◆ **Task statement**:
Please find every line in the entries below that contains the string "Flash", and copy it.

◆ **Entries shown**:
______________________________

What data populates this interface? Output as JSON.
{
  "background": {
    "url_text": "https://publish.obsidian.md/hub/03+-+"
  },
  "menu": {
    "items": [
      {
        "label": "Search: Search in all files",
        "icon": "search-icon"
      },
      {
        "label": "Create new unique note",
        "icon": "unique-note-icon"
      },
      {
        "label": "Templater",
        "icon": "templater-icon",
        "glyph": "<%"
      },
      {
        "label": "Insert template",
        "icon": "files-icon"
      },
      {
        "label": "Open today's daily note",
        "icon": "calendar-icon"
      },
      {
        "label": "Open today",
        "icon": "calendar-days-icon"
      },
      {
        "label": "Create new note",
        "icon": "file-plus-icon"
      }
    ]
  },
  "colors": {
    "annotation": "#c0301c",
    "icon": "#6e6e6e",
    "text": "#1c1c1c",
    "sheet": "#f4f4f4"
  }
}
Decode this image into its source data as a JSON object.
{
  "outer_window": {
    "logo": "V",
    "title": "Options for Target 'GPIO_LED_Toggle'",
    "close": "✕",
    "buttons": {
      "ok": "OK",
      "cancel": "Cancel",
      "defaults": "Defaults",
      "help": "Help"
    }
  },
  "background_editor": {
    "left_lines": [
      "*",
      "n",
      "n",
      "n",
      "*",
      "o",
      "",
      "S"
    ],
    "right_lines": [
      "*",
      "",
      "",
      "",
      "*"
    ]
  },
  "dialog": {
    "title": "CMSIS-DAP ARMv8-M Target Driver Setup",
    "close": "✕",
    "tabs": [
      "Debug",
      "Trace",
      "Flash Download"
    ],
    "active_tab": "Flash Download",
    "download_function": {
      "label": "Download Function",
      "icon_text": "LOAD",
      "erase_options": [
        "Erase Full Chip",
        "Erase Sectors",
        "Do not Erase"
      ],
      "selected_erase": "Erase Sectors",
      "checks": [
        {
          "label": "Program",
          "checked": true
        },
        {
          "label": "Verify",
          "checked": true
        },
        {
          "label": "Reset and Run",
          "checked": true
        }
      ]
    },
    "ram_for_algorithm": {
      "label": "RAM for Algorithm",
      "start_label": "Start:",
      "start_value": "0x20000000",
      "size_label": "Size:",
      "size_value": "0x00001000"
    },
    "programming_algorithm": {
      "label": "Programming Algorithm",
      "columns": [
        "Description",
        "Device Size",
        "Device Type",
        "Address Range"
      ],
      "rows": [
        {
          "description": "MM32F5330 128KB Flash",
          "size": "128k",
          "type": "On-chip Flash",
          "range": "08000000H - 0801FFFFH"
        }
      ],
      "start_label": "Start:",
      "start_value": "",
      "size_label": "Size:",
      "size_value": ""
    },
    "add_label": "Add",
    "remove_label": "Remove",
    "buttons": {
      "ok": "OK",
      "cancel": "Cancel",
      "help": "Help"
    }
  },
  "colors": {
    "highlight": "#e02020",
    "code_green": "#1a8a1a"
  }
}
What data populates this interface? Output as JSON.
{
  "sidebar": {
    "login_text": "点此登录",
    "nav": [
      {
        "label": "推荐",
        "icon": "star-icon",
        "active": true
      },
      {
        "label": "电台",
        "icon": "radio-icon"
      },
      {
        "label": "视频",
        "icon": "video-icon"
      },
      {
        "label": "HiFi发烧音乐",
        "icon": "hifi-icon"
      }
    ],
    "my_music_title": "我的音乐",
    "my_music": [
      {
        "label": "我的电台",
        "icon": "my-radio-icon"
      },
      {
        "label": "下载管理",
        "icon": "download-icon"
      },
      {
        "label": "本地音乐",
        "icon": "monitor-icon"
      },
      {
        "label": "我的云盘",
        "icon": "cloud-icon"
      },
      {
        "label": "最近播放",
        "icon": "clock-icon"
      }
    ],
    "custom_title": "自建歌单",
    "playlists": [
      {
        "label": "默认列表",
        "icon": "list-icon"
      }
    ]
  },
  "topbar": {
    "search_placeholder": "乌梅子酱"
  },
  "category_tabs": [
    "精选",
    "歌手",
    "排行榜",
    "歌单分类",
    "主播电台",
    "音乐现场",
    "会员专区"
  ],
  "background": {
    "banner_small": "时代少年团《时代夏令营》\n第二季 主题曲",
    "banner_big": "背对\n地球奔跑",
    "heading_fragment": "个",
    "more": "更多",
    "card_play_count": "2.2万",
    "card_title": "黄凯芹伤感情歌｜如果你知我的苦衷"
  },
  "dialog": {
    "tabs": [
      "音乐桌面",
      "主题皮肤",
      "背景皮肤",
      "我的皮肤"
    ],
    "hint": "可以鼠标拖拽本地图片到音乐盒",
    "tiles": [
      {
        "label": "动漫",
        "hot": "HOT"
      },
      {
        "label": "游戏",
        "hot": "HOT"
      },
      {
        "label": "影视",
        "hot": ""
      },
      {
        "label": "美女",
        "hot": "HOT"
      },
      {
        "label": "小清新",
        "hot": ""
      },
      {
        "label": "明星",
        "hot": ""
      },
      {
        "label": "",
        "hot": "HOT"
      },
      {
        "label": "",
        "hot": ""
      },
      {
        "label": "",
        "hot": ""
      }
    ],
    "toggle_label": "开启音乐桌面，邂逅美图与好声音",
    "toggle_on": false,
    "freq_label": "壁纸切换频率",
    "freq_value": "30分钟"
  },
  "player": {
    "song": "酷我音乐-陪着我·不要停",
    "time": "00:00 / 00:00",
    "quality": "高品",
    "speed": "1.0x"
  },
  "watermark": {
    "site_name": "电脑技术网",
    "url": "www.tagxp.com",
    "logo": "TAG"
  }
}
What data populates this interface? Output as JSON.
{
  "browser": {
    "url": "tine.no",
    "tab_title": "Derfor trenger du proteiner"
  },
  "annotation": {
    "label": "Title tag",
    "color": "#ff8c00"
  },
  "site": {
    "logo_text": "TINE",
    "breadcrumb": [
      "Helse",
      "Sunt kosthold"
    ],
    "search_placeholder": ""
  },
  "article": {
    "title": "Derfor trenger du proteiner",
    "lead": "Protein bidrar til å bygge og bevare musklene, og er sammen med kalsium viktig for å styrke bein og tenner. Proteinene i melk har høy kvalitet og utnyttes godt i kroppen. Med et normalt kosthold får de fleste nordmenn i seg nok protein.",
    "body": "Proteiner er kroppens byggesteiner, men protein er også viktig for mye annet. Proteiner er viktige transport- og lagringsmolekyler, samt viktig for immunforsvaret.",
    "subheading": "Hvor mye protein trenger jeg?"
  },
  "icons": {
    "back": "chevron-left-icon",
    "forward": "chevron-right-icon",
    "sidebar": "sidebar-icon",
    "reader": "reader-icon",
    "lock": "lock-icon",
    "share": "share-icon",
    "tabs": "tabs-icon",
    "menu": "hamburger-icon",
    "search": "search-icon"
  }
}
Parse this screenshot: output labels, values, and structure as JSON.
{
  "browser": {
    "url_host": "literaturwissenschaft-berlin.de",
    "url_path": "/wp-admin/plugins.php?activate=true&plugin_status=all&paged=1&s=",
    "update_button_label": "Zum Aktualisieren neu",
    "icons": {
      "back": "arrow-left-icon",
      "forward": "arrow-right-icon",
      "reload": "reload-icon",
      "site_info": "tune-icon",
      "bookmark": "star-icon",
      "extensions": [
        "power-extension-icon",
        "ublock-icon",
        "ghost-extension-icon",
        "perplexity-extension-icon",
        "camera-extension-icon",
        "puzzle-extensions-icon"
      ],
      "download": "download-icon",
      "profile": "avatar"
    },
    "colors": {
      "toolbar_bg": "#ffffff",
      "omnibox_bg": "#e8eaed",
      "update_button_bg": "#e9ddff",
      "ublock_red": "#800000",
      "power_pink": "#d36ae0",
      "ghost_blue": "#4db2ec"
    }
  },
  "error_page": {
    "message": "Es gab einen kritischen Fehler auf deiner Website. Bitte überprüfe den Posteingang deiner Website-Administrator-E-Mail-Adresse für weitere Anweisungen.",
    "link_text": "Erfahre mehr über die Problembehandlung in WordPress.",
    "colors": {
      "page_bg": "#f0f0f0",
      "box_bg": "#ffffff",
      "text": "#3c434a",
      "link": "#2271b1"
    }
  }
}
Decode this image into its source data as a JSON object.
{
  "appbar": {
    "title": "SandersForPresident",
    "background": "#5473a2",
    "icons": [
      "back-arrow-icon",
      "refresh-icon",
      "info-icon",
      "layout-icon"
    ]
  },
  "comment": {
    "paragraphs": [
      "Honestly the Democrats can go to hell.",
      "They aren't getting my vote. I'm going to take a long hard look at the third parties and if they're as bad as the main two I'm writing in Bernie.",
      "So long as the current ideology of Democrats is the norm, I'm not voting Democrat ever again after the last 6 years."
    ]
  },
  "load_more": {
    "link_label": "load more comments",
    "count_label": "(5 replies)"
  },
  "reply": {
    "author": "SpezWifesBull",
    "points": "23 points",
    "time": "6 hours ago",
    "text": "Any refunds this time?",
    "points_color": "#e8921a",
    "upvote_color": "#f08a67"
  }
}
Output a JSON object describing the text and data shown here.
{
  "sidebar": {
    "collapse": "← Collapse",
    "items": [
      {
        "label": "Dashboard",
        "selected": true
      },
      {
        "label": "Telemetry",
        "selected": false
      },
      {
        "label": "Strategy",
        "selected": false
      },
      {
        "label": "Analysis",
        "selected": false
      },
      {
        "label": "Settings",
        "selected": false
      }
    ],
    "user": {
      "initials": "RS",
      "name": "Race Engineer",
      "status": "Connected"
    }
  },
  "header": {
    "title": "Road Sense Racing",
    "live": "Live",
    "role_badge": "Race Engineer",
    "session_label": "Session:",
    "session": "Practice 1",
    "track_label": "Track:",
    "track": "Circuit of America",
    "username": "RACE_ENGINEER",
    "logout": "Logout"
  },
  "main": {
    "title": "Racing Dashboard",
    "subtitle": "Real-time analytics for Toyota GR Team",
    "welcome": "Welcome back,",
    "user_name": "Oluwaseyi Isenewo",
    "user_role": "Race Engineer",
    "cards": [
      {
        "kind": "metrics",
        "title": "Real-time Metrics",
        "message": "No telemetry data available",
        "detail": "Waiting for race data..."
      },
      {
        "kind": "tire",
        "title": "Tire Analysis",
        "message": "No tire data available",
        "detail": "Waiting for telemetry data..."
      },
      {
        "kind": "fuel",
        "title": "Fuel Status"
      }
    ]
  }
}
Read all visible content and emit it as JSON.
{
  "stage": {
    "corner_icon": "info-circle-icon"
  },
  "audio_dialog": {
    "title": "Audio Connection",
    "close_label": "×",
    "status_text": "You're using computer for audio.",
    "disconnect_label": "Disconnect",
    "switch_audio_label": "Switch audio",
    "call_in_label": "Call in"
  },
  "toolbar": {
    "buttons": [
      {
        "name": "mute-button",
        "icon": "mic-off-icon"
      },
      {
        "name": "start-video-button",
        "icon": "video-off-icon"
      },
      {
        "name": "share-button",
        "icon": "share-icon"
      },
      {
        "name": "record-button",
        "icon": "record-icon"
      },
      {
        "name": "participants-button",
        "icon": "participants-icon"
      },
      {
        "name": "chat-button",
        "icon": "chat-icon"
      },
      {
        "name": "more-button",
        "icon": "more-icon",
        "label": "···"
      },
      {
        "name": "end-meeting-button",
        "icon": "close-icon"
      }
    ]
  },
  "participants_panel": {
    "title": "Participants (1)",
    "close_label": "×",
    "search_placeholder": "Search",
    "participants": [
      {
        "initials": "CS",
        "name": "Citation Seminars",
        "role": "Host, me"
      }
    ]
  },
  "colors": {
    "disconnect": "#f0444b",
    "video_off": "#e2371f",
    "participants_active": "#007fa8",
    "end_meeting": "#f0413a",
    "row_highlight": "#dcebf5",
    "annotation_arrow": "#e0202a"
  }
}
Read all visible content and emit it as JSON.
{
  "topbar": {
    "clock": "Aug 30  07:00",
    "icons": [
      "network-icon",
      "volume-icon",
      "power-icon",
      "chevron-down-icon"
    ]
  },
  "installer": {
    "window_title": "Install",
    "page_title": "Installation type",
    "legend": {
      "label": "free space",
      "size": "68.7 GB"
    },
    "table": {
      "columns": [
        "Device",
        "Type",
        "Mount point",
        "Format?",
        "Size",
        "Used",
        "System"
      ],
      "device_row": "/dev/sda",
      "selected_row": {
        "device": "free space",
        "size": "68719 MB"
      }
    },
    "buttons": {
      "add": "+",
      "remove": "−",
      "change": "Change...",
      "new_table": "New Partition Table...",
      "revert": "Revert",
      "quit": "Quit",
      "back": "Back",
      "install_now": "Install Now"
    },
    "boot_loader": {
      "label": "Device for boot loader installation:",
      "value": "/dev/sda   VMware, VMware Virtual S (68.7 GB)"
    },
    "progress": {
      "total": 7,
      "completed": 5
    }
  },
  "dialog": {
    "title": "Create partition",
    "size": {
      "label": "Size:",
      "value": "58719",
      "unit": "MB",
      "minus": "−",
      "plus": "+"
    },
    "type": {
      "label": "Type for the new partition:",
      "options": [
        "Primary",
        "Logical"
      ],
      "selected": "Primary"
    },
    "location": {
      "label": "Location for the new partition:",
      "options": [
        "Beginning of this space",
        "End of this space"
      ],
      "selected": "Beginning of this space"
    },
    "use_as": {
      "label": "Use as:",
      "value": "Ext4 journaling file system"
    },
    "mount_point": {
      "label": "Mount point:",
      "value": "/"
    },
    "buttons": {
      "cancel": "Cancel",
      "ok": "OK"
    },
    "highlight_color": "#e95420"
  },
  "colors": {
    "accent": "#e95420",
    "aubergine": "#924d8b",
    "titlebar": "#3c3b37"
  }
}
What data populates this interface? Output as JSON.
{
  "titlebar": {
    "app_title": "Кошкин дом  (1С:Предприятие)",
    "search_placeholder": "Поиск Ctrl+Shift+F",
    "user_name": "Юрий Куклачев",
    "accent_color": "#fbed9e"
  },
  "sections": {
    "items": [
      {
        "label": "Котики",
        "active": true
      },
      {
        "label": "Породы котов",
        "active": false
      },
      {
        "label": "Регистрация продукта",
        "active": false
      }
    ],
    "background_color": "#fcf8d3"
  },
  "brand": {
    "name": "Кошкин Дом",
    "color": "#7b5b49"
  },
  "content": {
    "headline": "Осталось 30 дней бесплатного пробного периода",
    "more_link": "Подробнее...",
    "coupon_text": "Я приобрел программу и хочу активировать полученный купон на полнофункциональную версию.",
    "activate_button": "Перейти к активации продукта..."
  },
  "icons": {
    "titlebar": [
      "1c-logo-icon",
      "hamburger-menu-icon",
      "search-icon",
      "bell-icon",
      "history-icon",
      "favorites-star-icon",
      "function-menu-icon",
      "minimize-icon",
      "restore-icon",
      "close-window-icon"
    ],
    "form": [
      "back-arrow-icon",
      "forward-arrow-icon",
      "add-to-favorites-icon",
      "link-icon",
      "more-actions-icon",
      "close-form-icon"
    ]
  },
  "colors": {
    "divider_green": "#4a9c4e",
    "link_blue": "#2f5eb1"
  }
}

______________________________

◆ **Task answer**:
      "Flash Download"
    "active_tab": "Flash Download",
          "description": "MM32F5330 128KB Flash",
          "type": "On-chip Flash",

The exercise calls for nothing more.